But unlike the BOB deal where taxpayers never had the opportunity to cast ballots, the Riverview project must gain voter approval. And voter interest in the project is running very high in Mesa -- already more than 25,000 early ballots have been requested.
It's not just the outlandish giveaway of taxpayer funds that troubles me in this deal.
It's also Bass Pro's cocky attitude.
At the same time that Bass Pro is demanding $30 million in "incentives" from taxpayers, the company refuses to provide even a glimpse of its financial records.
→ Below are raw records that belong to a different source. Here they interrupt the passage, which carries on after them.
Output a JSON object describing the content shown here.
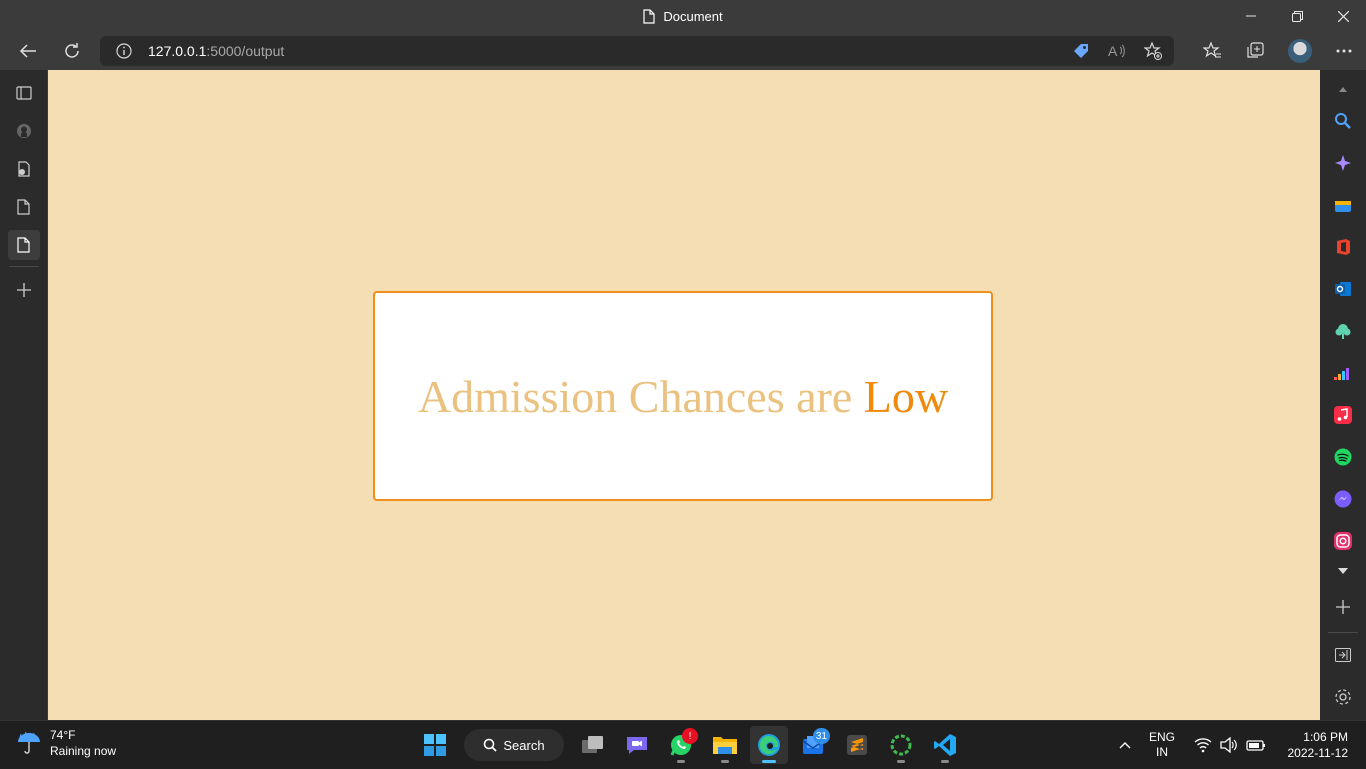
{
  "window": {
    "title": "Document"
  },
  "address": {
    "host": "127.0.0.1",
    "path": ":5000/output"
  },
  "result": {
    "prefix": "Admission Chances are ",
    "level": "Low"
  },
  "weather": {
    "temp": "74°F",
    "condition": "Raining now"
  },
  "taskbar": {
    "search_label": "Search",
    "mail_badge": "31",
    "whatsapp_badge": "!"
  },
  "tray": {
    "lang_top": "ENG",
    "lang_bottom": "IN",
    "time": "1:06 PM",
    "date": "2022-11-12"
  },
  "colors": {
    "page_bg": "#f5deb3",
    "box_border": "#f0901a",
    "text_light": "#ebc17f",
    "text_accent": "#f08a0a"
  },
  "icons": {
    "toolbar": [
      "back-icon",
      "refresh-icon",
      "info-icon",
      "coupon-icon",
      "read-aloud-icon",
      "add-favorite-icon",
      "favorites-icon",
      "collections-icon",
      "profile-avatar",
      "more-icon"
    ],
    "left_sidebar": [
      "tab-actions-icon",
      "github-icon",
      "file-settings-icon",
      "page-icon",
      "page-icon-active",
      "add-icon"
    ],
    "right_sidebar": [
      "search-icon",
      "copilot-icon",
      "shopping-icon",
      "office-icon",
      "outlook-icon",
      "tree-icon",
      "deezer-icon",
      "apple-music-icon",
      "spotify-icon",
      "messenger-icon",
      "instagram-icon",
      "collapse-icon",
      "add-icon",
      "split-screen-icon",
      "settings-icon"
    ]
  }
}
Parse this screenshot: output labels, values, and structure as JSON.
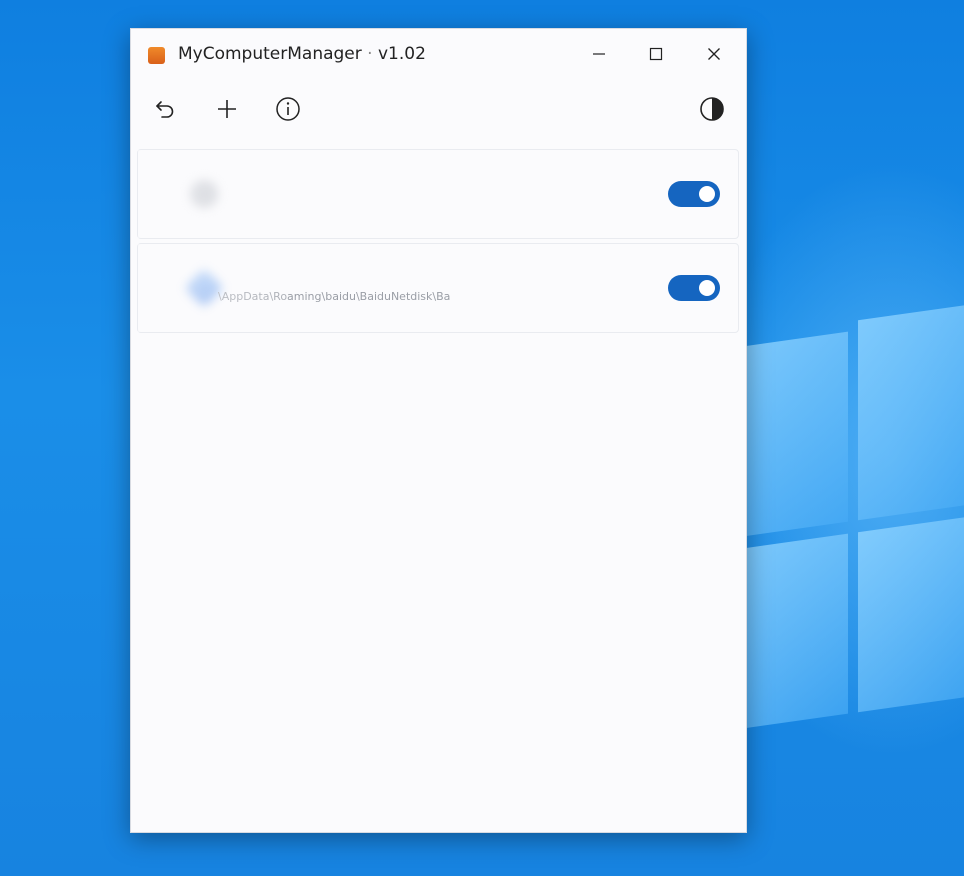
{
  "window": {
    "app_name": "MyComputerManager",
    "separator": "·",
    "version": "v1.02",
    "app_icon": "orange-square-icon",
    "controls": {
      "minimize_icon": "minimize-icon",
      "maximize_icon": "maximize-icon",
      "close_icon": "close-icon"
    }
  },
  "toolbar": {
    "undo_icon": "undo-icon",
    "add_icon": "plus-icon",
    "info_icon": "info-icon",
    "theme_icon": "contrast-icon"
  },
  "items": [
    {
      "name": "",
      "path": "",
      "icon": "app-icon",
      "enabled": true
    },
    {
      "name": "",
      "path": "\\AppData\\Roaming\\baidu\\BaiduNetdisk\\Ba",
      "icon": "baidu-netdisk-icon",
      "enabled": true
    }
  ],
  "colors": {
    "toggle_on": "#1565c0",
    "desktop_blue": "#1783e0",
    "window_bg": "#fbfbfd"
  }
}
Bass Pro is growing very rapidly and plans to open eight new stores this year. The company's also in a pitched battle with publicly owned Cabela's Inc. in a nationwide competition to build glitzy sporting goods showrooms.
Common sense tells me that Bass Pro could be up to its gills in debt to finance its ambitious expansion.
There are myriad reasons to vote against the Riverview plan, but voters should never hand over $30 million in public funds to a company that could be hiding something.
It would be a dumb move.
A round of high-fives to the editorial staff of Arizona State University's independent campus newspaper, the State Press, for winning the prestigious 2005 Payne Award for Ethics in Journalism from the University of Oregon.
It's a fitting tribute to staff members who deftly deflected heavy-handed threats last October by ASU President Michael Crow to kick the publication off campus in retaliation for publishing a photo of a woman's breast with a pierced nipple.
Crow attacked the paper after receiving a complaint from the university's largest private donor, homebuilder Ira Fulton, who has given ASU more than $58 million in recent years.
Payne Award judges were impressed with how the State Press handled Crow's assault on the First Amendment.
"Faced with the administration's reaction, the paper's staff used an impressive process to examine its actions, make decisions, work with the administration and explain its decisions to others," according to a statement released by the University of Oregon.
Cameron Eickmeyer, the State Press editor in chief, was at the center of the firestorm last fall and will go to Eugene on May 12 to accept the award on behalf of the paper.
Eickmeyer says he doesn't consider the award a "vindication" of the State Press but rather an "affirmation" of the process the paper uses to determine what to publish.
"This sends the message that the process we use to make these decisions works and is being recognized by larger institutions and other journalists," Eickmeyer says.
Crow has backed off his threat to kick the paper off campus and slash funding. In fact, Crow's liaison to the State Press, Juan Gonzalez, sent Eickmeyer a congratulatory letter.
"I truly hope that the State Press will continue to operate in this manner and continue to work in partnership with the university," Gonzalez wrote.
Talk about eating crow. It was Gonzalez, acting as Crow's water boy, who delivered the threat to pull funding, etc.
Now, if a similar move by moralistic House Appropriations Committee co-chairman Russell Pearce to cut state funds from the State Press and other Arizona campus publications can just be slapped down this legislative session!